Starcher, J., concurring:

        I concur with the majority opinion, and with Justice Davis's separate reasoning that explains why the plaintiff in the instant case did not have a “duty to mitigate” and why the determinations of the jury should be respected. For the following reasons, I go a step further and extend the “respect for the jury” reasoning to the issue of mitigation -- which of course is a classic jury question.

        The defendant was represented by able counsel at trial. Assuming arguendo that mitigation was an issue, the defendant had the burden of proving the plaintiff's failure to mitigate. The defendant's primary evidence on this issue was in the form of several newspaper advertisements that showed arguably similar regional job openings. According to the briefs (the record is not complete), when the plaintiff testified and was cross-examined, the defense could have confronted the plaintiff with those advertisements and questioned her about them -- but this was not done; instead, the defendant apparently followed the strategy of waiting until it presented its defense, and then introducing the advertisements as evidence.

        Was the defendant then required to re-take the stand and explain on rebuttal with respect to each such advertisement why she did not apply for that job?

        No, not if she chose to stand silent and take her chances on how the jury viewed that evidence.
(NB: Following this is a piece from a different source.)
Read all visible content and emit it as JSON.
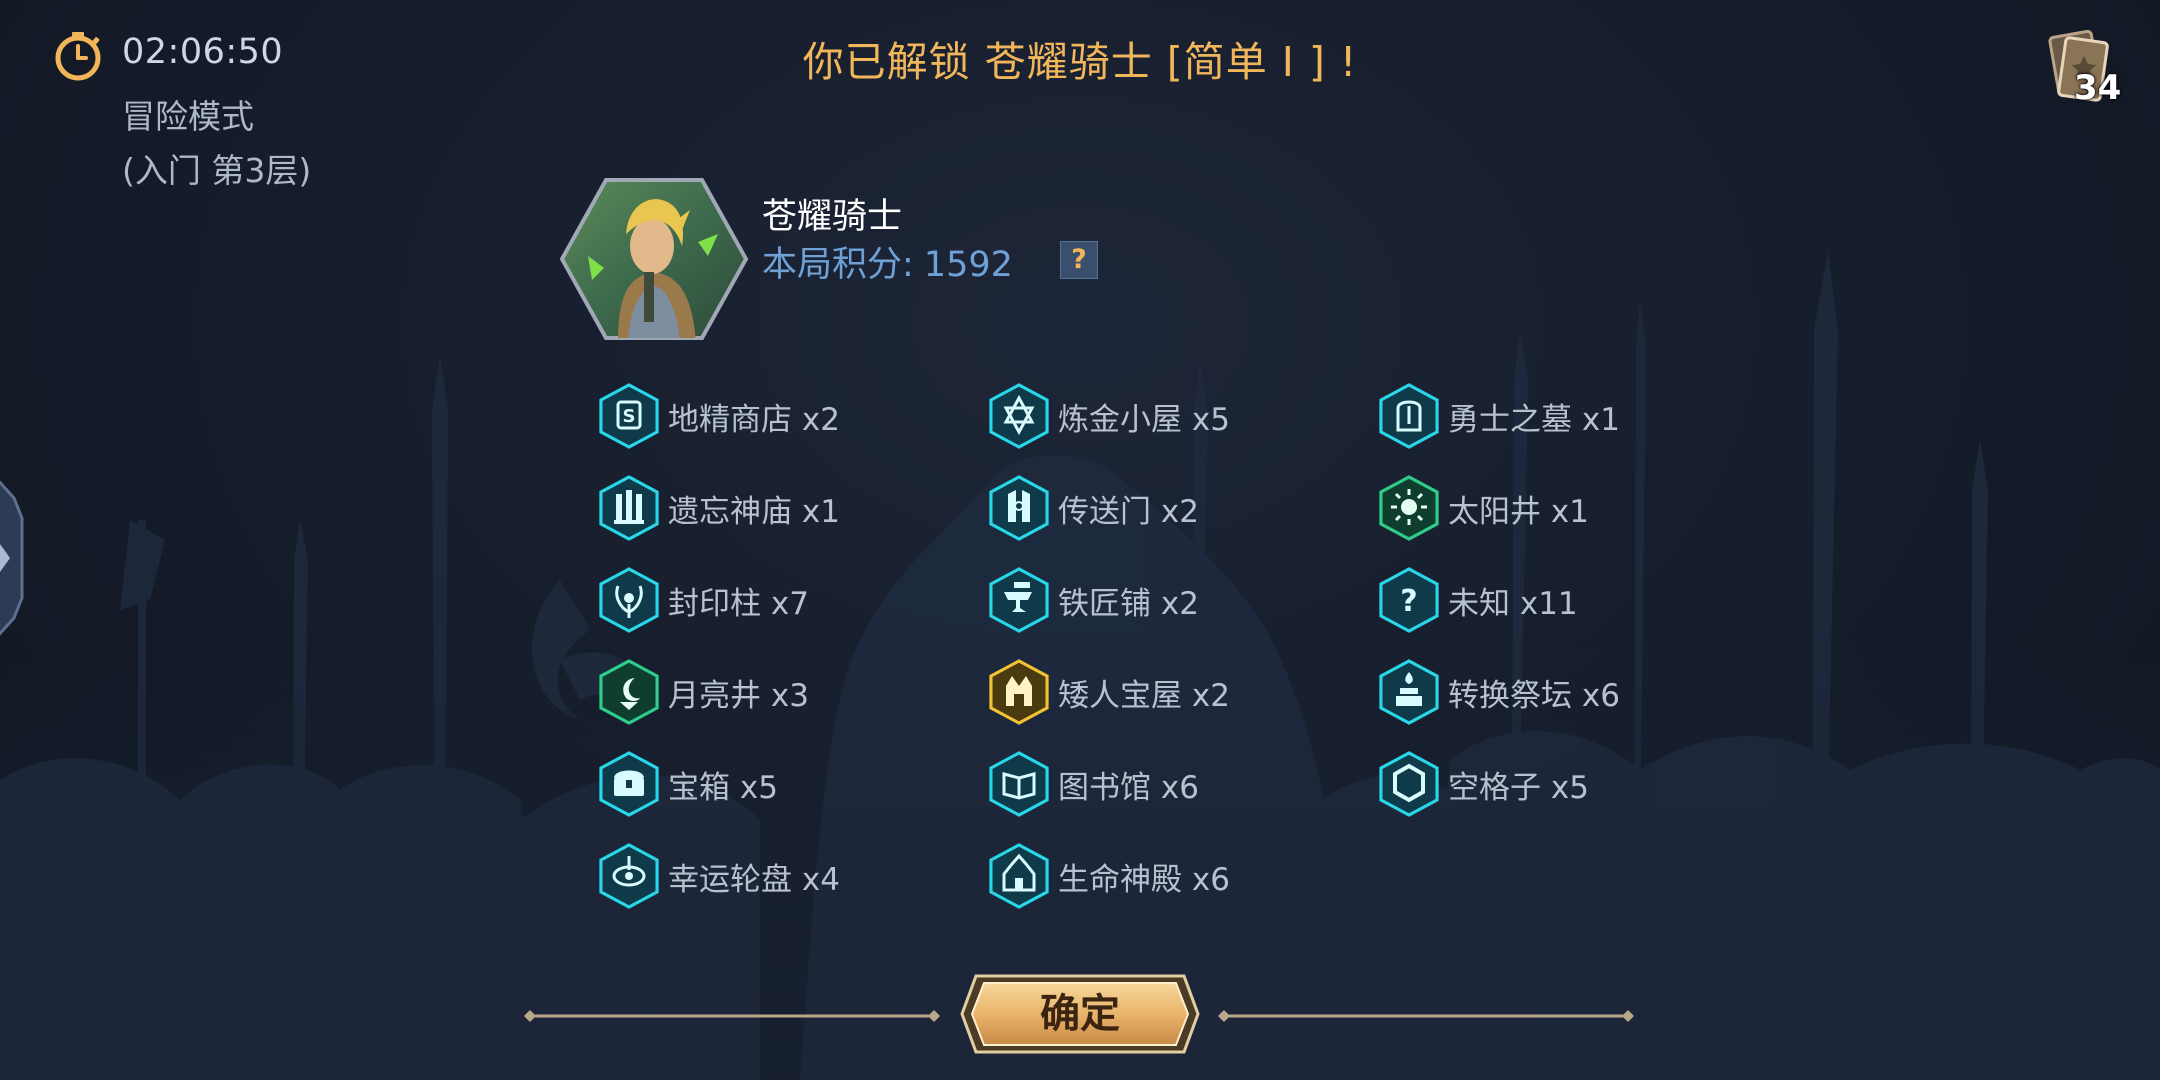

Moreover, presumably the defendant could have called the plaintiff to the stand and questioned her about the advertisements, as part of its own case, to show that she had not mitigated.

        This Court is not going to change the settled rules of employment law by allowing employers to present job advertisements to a jury -- without even showing that the employee knew of the advertisements -- and then, based on the advertisements, arguing that the employee didn't mitigate as a matter of law because she didn't apply for those jobs.

        When a jury concludes that an employment law plaintiff was doing nothing to seek comparable work, the plaintiff will pay the price.

        But when, as in the instant case, six members of the community conclude, upon proper instructions from the Court and despite the able efforts of the defendant to persuade the jury otherwise, that a plaintiff who was badly mistreated by a defendant in fact made reasonable efforts to find a new job -- then the jury has the right to make an award to the plaintiff that this Court will sustain.